Caine, Dennis John; Caine, Caroline G; Lindner, Koenraad J. Epidemiology of Sports Injuries. Human Kinetics, 1996.
Cidzik, Ryan. “Strong Necks.” Training and Conditioning. January 29, 2015.
Fox, Edward L; Mathews, Donald K. Interval Training: Conditioning for Sports and General Fitness. WB Saunders, 1974.
Fry, Andrew C. “The role of resistance exercise intensity on muscle fibre adaptations.” Sports Medicine. 2004 August;34(10):663–679.
Grant K, Habes D, Steward. LL. “An analysis of handle designs for reducing manual effort: the influence of grip diameter.” International Journal of Industrial Ergonomics. 1992;10(3):199–206.
Häkkinen K; Alen M; Kraemer WJ, et al. “Neuromuscular adaptations during concurrent strength and endurance training versus strength training.” European Journal of Applied Physiology. 2003 March;89(1):42–52.
Heads Up. A CDC website to help you recognize, respond to, and minimize the risk of concussion or other serious brain injury. Centers for Disease Control and Prevention. http://www.cdc.gov/headsup/index.html
Jordan B, Voy R, and Stone J. “Amateur boxing injuries at the US Olympic Training Center.” The Physician and Sportsmedicine. 1990;23:27–34.
Kostov, Plamen. “How Long Do UFC Fights Last? Data From the UFC.” Sweet Science of Fighting. May 17, 2022.
Kraemer WJ, Patton JF, Gordon SE, et al. “Compatibility of high-intensity strength and endurance training on hormonal and skeletal muscle adaptations.” Journal of Applied Physiology. 1995 March;78(3):976–989.
Potter MR, Snyder AJ, and Smith GA. “Boxing injuries presenting to U.S. emergency departments, 1990–2008.” American Journal of Preventive Medicine. 2011 April;40(4):462–467.
Thayer R, Collins J, Noble EG, and Taylor AW. “A decade of aerobic endurance training: histological evidence for fibre type transformation.” Journal of Sports Medicine and Physical Fitness. 2000 Dec;40(4):284–289.
TSZ. Is Olympic Gold a Precursor to Becoming a Professional World Boxing Champion? The Stats Zone, 2016.
Vecsey, George. “At 39, Ali Has More Points to Prove.” The New York Times. November 29, 1981.

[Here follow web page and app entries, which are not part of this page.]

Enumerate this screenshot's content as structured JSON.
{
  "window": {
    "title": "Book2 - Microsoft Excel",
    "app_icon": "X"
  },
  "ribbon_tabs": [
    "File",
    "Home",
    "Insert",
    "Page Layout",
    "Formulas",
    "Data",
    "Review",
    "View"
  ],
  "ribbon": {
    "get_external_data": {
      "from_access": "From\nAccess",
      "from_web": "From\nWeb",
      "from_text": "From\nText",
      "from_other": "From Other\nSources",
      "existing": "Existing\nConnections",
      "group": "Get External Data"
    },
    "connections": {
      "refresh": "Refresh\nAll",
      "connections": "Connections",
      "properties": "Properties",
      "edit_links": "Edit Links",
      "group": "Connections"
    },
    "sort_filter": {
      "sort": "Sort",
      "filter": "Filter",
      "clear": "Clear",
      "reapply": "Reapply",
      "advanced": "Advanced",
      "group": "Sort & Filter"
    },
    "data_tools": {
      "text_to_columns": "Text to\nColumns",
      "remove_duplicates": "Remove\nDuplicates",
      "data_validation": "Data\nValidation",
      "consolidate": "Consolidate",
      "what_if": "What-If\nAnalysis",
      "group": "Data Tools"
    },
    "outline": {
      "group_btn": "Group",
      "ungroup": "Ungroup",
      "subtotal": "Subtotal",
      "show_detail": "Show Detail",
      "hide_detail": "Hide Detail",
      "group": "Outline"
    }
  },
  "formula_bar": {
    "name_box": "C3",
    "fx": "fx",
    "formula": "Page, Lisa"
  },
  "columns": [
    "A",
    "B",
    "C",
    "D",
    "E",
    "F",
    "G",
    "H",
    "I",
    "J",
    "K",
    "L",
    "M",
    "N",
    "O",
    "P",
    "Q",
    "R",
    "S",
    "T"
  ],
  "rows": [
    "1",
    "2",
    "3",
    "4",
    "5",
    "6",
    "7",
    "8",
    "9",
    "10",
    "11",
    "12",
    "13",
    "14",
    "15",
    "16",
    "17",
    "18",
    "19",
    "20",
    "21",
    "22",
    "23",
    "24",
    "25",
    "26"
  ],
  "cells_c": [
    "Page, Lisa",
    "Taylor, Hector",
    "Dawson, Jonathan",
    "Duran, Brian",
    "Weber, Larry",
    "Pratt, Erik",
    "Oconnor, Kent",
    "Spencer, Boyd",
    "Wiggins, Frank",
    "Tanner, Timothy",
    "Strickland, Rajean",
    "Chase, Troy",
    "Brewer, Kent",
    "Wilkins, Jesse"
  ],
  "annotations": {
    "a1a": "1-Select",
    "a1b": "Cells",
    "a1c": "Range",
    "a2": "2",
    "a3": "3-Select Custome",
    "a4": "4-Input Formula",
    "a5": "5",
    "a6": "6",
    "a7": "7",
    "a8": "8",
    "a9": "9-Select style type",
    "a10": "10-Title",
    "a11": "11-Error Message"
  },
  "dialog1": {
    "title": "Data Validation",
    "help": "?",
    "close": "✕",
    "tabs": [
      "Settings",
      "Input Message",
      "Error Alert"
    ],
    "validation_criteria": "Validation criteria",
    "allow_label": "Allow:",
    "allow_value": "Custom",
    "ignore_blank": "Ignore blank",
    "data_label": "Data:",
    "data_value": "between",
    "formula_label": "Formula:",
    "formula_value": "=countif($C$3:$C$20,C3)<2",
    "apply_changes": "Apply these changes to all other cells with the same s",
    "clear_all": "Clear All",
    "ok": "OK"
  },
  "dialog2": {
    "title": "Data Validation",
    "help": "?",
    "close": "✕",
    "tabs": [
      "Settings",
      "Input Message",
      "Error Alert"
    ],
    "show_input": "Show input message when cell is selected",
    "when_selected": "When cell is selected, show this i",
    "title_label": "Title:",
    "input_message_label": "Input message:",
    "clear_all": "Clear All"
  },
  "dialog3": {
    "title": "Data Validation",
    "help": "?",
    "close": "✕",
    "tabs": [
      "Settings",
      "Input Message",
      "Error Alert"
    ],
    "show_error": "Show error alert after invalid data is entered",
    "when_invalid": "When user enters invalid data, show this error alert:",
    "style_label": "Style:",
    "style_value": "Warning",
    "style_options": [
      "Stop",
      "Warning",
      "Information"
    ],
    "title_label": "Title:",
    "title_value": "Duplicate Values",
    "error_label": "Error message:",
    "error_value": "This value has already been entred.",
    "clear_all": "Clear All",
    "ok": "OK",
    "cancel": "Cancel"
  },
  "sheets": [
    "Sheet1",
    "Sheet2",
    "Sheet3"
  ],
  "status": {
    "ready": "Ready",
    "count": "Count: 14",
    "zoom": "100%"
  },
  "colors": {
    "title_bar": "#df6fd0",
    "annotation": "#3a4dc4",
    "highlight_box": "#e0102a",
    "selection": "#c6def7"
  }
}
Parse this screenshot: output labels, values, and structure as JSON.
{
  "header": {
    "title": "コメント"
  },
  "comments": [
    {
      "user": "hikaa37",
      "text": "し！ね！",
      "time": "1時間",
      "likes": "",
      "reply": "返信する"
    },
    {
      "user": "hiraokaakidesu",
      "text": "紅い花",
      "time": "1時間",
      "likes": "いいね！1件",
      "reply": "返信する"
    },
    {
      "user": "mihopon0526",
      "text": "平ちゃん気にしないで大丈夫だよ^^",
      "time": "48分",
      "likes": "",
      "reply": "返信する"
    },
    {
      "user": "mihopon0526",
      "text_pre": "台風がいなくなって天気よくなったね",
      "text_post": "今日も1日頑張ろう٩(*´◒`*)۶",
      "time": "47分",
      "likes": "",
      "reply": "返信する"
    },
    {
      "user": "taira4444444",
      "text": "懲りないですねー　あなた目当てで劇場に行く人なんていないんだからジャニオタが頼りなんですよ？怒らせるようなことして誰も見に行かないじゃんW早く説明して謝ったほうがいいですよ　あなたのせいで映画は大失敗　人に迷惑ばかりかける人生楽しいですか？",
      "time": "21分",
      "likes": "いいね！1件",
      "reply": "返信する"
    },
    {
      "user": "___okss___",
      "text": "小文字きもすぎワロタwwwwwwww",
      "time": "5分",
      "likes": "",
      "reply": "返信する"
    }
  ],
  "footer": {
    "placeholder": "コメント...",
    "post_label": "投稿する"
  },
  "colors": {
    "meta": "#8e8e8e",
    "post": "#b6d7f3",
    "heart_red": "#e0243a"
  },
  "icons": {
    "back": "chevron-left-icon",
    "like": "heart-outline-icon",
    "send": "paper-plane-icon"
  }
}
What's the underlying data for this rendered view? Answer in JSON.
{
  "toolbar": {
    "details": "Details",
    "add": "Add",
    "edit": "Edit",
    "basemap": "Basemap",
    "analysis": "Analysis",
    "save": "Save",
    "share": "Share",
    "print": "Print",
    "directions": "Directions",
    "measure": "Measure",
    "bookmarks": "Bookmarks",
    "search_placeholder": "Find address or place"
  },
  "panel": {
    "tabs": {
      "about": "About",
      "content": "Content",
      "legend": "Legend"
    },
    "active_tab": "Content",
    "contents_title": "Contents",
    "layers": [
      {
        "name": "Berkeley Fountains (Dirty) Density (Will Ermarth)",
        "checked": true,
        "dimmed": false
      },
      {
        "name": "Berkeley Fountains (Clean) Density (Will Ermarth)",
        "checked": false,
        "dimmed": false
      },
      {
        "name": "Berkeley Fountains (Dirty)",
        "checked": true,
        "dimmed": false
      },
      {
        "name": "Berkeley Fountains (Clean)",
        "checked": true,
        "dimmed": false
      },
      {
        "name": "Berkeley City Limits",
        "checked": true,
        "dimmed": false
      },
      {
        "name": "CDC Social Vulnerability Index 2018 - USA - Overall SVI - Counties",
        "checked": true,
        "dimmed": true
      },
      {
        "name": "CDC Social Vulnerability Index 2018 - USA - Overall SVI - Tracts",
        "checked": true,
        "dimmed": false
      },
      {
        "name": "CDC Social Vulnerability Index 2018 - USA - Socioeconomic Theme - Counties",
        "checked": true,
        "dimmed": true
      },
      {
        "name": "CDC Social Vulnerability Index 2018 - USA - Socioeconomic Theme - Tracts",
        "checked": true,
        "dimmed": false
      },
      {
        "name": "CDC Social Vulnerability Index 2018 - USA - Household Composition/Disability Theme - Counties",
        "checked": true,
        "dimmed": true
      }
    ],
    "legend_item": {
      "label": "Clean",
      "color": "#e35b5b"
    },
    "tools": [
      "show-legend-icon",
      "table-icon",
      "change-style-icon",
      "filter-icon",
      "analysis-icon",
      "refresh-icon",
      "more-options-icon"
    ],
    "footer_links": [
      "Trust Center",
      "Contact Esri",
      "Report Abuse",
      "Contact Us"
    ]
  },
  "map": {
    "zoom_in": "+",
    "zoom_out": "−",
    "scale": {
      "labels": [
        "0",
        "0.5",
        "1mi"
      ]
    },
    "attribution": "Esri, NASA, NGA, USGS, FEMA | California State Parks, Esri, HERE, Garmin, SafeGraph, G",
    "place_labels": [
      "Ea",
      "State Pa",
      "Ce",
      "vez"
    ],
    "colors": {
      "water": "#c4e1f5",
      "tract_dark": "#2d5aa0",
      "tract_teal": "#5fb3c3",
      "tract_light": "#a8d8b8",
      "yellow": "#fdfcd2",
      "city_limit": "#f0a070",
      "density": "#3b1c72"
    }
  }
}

Viano DC, Casson IR, and Pellman EJ. “Concussion in professional football: biomechanics of the struck player, Part 14.” Neurosurgery. 2007 August;61(2):313–328.